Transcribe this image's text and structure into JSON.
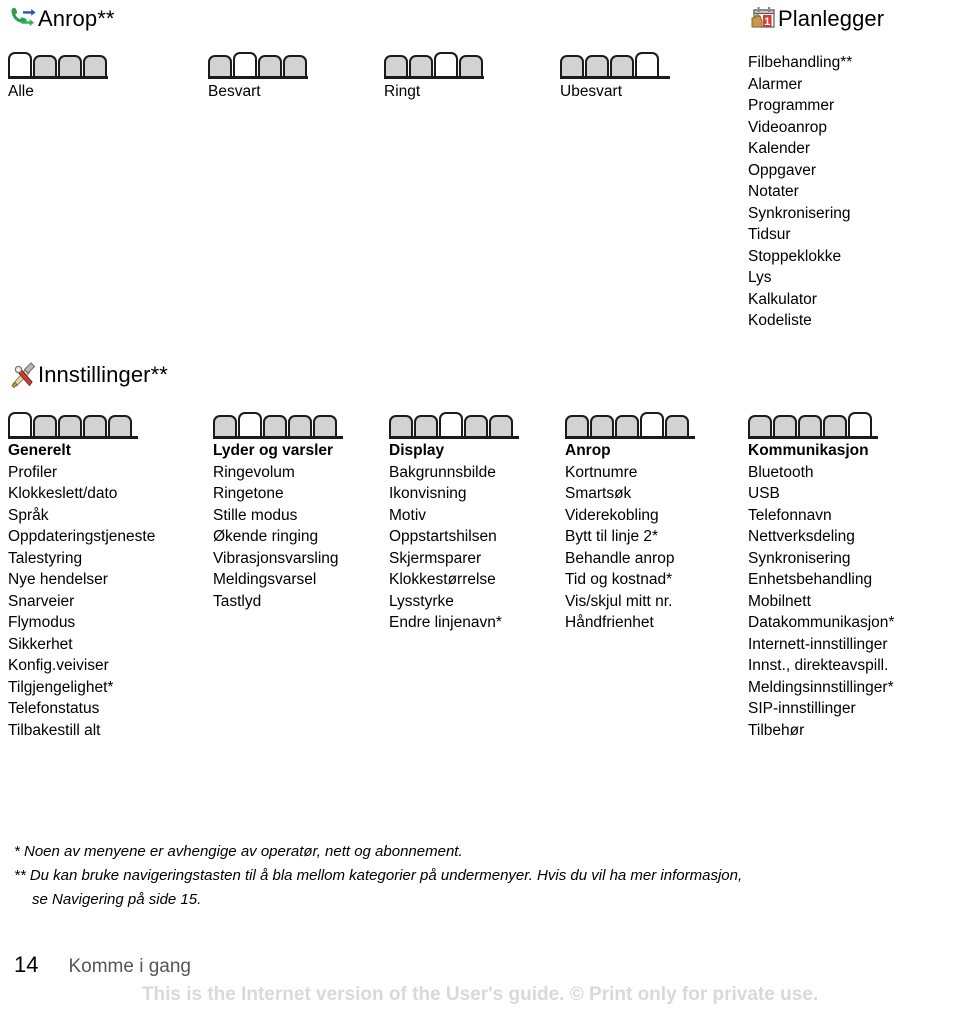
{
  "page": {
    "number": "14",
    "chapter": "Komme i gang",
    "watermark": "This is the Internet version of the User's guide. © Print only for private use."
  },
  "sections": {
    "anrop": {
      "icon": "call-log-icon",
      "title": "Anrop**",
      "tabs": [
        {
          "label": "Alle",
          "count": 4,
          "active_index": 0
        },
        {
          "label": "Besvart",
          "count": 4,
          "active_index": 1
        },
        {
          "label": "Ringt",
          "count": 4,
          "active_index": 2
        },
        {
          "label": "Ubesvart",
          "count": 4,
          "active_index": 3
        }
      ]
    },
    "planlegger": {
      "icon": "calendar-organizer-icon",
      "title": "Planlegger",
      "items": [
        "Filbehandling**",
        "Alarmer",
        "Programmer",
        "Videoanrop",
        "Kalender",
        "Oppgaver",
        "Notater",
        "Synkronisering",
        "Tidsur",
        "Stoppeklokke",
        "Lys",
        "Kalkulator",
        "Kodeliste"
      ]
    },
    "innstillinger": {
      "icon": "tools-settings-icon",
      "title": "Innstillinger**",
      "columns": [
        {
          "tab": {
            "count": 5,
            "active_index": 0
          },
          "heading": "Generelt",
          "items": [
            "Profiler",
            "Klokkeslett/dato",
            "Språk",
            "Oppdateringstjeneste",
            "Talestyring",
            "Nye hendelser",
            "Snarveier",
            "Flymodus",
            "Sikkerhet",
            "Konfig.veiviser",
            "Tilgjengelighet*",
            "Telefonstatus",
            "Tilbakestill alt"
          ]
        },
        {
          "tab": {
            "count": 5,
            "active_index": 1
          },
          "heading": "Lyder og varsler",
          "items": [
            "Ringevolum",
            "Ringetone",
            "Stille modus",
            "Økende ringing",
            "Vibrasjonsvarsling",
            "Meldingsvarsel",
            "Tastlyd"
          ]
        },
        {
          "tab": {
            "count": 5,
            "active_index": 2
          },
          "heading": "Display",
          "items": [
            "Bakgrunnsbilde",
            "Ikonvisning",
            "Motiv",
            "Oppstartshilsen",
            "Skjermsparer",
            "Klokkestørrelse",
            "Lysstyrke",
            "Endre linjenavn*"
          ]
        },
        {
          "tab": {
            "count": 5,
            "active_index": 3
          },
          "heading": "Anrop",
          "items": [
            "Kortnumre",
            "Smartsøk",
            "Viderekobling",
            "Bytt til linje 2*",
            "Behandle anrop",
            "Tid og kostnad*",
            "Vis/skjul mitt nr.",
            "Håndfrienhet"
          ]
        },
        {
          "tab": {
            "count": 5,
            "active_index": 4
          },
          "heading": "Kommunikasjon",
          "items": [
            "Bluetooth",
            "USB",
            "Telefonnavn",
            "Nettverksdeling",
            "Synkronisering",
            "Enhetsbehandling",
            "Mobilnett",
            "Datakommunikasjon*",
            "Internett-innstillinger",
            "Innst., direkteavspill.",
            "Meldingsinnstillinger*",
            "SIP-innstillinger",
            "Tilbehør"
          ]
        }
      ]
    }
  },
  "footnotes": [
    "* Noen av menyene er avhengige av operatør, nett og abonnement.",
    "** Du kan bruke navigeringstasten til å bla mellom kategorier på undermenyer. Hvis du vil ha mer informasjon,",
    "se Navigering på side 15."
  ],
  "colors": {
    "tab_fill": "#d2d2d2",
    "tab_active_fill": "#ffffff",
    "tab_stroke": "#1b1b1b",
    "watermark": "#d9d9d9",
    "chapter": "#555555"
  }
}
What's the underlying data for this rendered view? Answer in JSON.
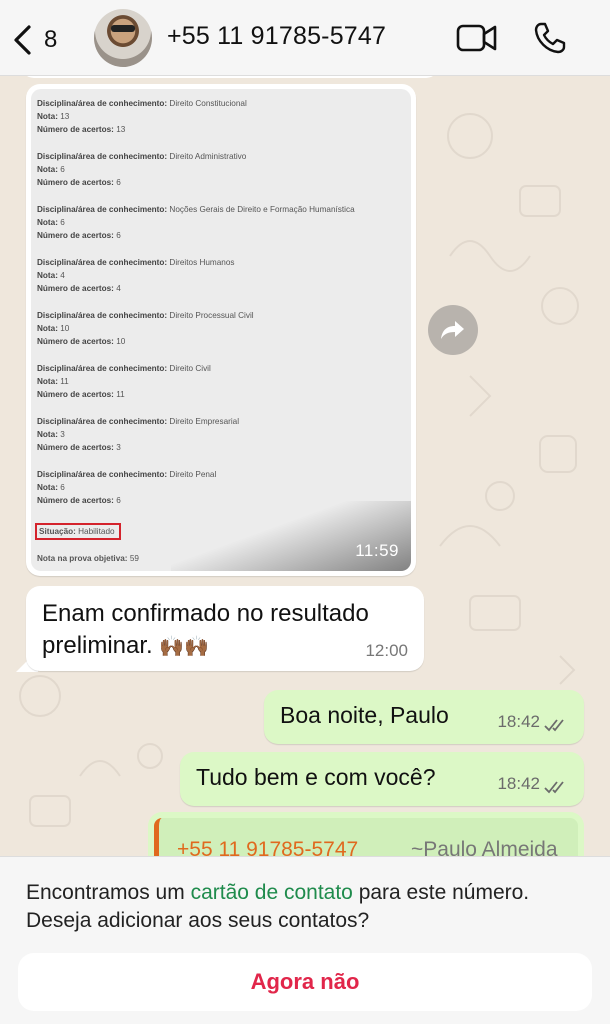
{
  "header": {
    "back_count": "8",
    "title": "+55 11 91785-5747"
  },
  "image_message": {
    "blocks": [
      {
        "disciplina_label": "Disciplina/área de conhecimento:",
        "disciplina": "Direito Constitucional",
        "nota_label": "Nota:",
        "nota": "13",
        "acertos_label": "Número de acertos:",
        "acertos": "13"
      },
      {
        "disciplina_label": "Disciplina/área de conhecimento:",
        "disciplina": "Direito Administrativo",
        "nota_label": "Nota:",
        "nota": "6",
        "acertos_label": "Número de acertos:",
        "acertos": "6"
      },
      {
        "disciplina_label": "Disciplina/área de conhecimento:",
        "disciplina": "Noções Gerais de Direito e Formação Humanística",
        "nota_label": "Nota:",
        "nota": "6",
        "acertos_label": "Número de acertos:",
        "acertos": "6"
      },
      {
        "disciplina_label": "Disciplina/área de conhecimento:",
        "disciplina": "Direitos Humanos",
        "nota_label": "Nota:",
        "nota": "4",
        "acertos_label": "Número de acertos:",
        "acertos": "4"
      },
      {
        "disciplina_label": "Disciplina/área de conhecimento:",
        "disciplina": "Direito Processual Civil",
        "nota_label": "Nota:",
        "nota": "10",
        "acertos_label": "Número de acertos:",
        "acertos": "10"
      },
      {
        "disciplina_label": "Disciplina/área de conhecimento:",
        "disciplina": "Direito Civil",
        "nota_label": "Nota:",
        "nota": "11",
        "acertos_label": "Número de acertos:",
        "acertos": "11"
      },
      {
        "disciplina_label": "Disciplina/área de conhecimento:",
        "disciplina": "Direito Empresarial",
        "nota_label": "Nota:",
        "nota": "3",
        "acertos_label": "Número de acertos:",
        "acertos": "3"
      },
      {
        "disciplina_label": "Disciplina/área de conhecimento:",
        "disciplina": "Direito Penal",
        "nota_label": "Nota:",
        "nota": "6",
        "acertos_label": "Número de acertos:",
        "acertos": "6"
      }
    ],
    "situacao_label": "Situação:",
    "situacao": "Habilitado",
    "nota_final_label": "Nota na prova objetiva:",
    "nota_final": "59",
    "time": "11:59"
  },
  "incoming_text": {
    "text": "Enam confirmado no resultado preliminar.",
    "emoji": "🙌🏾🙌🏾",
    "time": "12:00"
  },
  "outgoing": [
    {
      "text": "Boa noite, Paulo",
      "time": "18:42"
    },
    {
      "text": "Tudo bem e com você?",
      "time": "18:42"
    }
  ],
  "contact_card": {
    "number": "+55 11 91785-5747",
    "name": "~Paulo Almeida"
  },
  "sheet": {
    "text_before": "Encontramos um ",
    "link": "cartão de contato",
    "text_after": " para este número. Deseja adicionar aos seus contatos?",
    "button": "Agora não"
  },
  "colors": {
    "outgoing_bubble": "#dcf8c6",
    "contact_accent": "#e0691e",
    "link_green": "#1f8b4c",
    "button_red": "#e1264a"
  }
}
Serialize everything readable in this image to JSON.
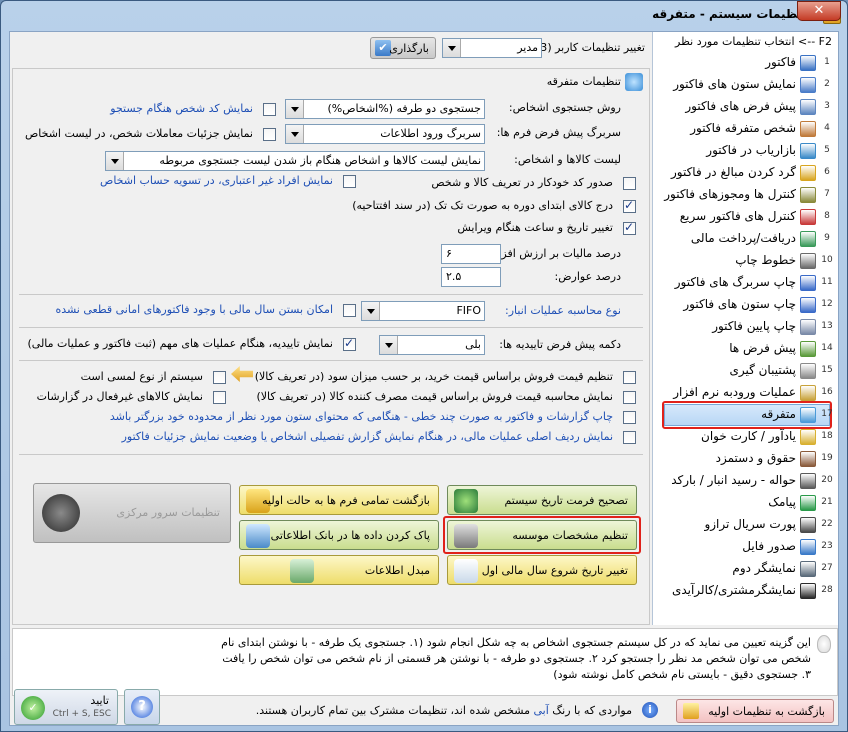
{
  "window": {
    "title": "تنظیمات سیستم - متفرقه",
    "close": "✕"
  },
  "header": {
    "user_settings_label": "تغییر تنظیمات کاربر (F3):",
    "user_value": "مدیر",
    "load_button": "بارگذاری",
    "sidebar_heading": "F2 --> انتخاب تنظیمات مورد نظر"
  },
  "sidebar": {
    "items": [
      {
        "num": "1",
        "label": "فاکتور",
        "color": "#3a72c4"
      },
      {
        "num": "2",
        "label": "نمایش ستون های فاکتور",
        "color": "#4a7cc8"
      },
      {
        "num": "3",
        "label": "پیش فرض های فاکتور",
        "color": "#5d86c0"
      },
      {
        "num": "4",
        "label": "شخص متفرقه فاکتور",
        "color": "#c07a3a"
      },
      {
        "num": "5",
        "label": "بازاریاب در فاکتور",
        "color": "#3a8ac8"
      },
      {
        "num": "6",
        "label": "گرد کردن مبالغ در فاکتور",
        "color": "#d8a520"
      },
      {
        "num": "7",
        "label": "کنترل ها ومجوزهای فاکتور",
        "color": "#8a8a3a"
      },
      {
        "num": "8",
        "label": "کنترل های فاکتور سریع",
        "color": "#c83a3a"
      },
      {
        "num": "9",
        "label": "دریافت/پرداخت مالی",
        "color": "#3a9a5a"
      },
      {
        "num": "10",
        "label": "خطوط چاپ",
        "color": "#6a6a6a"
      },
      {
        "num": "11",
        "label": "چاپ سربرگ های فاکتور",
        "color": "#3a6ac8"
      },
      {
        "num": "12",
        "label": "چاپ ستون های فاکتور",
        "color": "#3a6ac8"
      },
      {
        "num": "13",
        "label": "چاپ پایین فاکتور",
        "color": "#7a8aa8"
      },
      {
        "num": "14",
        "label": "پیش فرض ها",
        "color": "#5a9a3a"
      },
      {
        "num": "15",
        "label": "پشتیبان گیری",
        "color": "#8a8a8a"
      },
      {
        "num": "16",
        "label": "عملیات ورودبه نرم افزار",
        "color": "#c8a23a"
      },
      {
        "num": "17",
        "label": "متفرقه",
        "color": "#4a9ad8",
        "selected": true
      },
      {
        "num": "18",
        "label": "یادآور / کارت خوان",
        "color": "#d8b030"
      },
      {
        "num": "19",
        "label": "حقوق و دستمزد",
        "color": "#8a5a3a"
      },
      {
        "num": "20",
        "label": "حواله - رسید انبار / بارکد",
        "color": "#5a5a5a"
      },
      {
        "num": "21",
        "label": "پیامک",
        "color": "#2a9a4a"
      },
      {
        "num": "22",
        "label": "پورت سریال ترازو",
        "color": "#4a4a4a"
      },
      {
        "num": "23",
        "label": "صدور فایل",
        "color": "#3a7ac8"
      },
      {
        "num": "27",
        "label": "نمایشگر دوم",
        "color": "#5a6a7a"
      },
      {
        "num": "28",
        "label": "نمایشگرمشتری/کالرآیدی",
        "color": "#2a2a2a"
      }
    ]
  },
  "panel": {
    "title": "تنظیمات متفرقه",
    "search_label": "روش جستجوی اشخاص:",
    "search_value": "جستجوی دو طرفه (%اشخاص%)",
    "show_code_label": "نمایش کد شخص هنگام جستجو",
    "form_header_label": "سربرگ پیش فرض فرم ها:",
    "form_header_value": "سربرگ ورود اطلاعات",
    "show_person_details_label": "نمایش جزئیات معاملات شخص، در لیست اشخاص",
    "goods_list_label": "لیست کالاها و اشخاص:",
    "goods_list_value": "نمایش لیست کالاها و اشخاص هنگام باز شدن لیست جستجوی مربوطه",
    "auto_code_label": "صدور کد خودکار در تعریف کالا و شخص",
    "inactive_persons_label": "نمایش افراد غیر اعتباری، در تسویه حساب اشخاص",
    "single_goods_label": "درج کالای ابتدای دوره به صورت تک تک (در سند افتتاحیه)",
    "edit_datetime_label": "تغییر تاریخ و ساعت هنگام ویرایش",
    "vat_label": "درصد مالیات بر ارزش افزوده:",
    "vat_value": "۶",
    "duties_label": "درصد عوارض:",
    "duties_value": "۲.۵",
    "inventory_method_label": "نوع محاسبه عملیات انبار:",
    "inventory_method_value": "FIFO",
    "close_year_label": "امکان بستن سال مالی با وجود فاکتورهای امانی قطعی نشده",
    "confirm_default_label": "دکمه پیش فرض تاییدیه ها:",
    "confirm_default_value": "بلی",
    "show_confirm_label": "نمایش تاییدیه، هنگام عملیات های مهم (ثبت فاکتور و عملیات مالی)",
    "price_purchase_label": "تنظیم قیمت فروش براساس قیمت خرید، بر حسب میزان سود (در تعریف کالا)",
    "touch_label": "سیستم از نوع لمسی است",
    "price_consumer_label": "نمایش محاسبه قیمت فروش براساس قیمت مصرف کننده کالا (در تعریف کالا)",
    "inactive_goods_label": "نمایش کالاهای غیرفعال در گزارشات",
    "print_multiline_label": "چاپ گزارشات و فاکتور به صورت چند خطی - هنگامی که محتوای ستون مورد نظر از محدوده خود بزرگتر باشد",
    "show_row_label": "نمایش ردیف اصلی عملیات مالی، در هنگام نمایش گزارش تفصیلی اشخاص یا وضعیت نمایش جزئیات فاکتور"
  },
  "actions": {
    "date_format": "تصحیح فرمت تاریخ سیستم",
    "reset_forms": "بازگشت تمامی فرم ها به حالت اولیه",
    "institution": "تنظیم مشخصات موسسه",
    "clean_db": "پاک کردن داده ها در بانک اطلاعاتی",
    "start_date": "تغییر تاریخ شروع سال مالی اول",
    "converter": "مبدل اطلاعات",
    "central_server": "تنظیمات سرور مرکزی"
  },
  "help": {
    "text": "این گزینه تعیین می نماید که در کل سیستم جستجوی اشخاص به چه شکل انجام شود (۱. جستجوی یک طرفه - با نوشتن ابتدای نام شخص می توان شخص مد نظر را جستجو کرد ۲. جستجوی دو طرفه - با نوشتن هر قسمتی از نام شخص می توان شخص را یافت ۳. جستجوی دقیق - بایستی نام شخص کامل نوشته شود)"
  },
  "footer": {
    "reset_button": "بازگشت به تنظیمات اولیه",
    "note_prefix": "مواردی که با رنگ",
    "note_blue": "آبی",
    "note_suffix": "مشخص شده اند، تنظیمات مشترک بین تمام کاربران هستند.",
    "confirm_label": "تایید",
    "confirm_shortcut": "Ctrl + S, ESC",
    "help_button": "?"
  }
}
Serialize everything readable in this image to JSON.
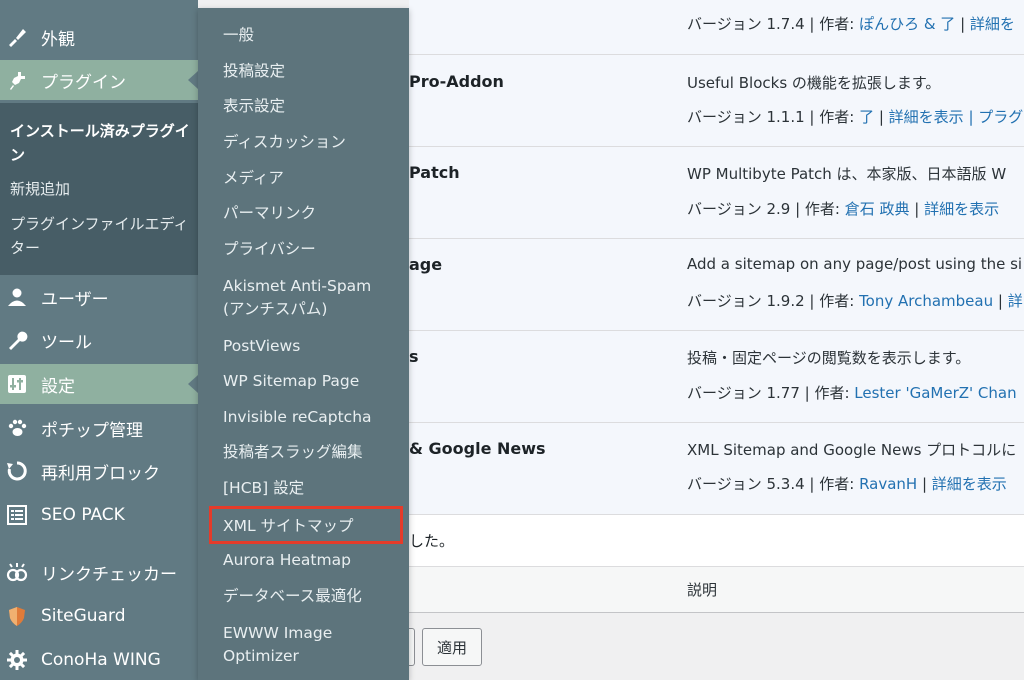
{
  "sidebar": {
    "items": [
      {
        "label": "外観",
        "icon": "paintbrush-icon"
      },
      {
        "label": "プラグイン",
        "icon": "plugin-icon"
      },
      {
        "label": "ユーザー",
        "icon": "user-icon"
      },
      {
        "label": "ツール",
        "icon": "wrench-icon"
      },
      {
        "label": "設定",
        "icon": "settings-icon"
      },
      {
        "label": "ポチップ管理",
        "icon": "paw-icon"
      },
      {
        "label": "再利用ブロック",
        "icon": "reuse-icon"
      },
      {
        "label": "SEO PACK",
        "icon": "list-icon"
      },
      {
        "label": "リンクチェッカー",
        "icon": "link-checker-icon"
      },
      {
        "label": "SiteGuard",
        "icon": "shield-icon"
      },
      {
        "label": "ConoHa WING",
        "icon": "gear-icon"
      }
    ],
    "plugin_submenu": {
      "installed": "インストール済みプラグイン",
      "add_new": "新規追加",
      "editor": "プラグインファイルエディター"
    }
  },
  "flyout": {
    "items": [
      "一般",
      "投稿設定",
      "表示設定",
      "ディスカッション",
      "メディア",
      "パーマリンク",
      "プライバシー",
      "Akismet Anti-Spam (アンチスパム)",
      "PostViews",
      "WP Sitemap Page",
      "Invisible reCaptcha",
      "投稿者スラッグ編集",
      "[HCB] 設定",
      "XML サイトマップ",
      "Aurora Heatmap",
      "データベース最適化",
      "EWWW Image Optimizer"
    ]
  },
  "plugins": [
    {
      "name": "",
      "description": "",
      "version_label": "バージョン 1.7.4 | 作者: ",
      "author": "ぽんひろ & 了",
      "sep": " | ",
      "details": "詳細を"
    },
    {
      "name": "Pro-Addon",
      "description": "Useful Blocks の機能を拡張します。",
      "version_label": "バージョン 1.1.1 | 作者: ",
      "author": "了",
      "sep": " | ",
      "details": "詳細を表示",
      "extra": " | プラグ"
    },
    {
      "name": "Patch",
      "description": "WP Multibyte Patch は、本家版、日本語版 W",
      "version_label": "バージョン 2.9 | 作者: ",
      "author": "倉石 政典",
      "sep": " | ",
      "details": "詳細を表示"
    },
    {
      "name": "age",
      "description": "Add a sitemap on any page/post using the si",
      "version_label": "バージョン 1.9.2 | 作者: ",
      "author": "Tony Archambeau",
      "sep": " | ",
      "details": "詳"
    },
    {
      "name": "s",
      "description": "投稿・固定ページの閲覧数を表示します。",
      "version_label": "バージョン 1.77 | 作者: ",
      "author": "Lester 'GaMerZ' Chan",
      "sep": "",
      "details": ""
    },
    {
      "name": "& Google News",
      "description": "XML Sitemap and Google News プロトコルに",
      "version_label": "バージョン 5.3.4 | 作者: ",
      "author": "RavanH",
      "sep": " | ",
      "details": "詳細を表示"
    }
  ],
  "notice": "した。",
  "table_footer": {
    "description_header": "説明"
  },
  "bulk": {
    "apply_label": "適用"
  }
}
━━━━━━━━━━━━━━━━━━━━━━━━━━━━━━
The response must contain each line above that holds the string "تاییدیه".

    "confirm_default_label": "دکمه پیش فرض تاییدیه ها:",
    "show_confirm_label": "نمایش تاییدیه، هنگام عملیات های مهم (ثبت فاکتور و عملیات مالی)",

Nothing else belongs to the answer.